▸ HOW TO COMPLETE THIS TASK
Report how many lines in the records hold the string "true"; give the number and nothing else.

EXERCISE DATA below:

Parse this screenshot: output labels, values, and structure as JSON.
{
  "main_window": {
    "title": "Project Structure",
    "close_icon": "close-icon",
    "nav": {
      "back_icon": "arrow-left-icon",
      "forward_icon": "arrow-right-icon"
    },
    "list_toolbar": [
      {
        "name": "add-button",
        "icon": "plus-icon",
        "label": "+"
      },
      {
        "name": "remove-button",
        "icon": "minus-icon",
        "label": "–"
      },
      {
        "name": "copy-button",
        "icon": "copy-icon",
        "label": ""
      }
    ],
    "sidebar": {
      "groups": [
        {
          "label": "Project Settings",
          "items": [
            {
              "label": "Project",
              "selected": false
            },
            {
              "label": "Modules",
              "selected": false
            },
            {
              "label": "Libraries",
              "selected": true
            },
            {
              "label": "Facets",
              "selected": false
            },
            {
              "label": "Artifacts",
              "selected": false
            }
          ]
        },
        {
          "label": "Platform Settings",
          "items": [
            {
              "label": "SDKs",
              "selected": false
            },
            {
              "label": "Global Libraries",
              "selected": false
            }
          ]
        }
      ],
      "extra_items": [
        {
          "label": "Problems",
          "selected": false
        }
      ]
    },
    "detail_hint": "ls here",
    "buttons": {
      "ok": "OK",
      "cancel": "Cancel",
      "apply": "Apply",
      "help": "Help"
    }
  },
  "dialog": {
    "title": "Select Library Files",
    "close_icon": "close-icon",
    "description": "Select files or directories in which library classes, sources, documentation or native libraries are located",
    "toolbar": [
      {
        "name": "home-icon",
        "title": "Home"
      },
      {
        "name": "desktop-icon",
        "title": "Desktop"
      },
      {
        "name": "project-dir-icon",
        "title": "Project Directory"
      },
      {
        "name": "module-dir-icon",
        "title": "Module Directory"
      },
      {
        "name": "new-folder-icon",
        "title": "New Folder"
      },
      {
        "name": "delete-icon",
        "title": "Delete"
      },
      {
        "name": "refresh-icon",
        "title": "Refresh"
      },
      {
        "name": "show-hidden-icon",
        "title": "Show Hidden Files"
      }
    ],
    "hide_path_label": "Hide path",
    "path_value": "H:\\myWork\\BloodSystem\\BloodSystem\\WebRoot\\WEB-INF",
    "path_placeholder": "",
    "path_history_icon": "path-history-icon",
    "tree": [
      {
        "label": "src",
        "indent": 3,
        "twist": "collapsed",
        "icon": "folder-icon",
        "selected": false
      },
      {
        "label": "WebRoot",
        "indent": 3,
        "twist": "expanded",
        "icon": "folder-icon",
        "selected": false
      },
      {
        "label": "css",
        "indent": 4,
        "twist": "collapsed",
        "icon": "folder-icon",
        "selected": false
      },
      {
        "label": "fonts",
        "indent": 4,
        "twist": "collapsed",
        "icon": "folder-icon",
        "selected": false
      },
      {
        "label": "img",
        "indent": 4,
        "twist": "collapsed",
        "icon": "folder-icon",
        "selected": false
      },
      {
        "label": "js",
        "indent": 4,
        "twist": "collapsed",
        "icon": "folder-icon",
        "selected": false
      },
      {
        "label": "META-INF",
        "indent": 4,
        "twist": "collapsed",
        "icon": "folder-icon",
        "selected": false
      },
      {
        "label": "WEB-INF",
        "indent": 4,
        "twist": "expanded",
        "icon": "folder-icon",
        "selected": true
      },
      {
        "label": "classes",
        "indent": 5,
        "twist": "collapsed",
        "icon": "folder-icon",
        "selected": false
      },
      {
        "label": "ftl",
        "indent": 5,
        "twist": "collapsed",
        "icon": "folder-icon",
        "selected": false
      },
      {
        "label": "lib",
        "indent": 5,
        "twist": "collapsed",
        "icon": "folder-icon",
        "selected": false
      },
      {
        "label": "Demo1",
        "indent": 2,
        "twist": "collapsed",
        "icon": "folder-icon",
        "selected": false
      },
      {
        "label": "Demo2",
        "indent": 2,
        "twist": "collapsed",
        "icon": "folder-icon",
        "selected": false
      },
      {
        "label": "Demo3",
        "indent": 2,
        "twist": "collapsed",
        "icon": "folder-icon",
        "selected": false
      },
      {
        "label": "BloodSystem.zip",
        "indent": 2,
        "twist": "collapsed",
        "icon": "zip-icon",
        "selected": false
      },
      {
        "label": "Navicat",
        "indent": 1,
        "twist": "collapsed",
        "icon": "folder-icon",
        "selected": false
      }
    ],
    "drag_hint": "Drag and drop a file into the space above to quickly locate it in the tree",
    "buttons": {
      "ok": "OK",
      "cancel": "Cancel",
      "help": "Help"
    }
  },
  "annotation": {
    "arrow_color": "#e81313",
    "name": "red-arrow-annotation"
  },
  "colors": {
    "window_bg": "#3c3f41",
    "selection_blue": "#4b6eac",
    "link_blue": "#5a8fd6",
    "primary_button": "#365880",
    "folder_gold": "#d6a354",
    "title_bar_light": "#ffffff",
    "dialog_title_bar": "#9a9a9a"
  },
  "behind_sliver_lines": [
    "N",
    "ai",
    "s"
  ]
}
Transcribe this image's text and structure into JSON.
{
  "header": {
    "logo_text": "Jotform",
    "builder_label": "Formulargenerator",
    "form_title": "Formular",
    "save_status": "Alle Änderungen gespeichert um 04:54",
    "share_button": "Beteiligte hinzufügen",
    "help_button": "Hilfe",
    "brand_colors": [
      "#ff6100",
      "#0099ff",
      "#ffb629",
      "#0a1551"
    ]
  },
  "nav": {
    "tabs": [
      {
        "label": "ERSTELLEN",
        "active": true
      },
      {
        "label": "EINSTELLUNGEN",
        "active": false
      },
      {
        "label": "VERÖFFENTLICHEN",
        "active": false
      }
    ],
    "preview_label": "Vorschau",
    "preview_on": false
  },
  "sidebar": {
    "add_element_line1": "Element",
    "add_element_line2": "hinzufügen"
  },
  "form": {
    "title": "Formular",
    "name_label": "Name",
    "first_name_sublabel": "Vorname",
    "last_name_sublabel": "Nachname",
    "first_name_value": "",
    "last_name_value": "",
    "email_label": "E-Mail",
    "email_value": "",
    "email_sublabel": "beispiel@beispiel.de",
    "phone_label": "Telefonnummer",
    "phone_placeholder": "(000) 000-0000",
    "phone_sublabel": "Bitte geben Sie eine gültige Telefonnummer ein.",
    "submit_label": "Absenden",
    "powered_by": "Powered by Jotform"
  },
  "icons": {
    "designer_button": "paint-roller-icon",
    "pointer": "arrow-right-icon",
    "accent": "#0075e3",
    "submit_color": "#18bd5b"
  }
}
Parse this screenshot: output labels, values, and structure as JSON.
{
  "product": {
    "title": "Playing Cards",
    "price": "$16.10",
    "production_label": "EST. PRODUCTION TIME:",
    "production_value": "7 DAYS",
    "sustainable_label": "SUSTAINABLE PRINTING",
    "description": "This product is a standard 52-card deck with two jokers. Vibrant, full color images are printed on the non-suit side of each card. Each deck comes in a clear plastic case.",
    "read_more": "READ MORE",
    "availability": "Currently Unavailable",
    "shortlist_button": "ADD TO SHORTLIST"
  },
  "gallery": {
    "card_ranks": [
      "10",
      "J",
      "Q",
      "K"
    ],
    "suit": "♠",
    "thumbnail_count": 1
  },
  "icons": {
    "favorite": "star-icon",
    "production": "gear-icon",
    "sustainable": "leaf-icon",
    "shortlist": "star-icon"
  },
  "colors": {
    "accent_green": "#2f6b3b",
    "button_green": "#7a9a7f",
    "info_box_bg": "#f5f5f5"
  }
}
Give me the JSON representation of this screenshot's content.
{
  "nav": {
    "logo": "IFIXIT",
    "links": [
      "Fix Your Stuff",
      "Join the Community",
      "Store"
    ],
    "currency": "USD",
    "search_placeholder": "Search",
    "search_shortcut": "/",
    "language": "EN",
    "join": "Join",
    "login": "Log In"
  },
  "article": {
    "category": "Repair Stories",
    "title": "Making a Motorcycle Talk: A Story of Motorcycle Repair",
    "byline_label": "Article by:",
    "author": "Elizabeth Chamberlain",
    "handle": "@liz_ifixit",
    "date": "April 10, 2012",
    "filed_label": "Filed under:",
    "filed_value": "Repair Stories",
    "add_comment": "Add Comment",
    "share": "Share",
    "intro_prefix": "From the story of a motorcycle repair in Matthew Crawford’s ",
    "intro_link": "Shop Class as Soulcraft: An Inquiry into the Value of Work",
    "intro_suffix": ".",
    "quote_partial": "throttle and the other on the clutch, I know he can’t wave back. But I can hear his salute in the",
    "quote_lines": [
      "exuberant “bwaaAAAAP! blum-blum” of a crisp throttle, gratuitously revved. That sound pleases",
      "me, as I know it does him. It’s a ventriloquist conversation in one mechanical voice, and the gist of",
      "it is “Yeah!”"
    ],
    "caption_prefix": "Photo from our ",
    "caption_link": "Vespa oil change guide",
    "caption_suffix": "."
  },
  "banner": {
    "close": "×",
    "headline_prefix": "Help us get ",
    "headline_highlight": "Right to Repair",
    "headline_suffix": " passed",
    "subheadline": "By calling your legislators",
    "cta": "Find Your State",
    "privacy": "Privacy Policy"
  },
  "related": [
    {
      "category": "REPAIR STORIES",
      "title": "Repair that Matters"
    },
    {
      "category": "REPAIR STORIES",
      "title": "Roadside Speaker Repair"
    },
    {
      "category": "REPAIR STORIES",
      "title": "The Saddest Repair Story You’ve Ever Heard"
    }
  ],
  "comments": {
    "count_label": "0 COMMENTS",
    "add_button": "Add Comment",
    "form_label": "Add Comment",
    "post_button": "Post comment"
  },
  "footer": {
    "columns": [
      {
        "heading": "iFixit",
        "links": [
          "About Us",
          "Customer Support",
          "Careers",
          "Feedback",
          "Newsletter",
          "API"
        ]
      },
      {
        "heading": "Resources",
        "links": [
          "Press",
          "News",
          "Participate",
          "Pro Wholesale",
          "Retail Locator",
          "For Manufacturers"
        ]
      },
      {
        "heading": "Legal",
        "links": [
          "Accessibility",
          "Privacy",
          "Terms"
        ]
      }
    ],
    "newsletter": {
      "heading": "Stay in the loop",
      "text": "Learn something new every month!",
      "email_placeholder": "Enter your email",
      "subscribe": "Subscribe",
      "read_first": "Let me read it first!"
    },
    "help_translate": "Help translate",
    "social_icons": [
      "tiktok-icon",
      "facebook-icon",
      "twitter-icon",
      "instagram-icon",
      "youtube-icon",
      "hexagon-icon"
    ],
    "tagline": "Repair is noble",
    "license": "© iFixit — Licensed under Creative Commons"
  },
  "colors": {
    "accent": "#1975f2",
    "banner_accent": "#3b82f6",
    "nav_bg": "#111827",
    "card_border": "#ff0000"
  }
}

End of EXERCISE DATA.

▸ ANSWER BOX
3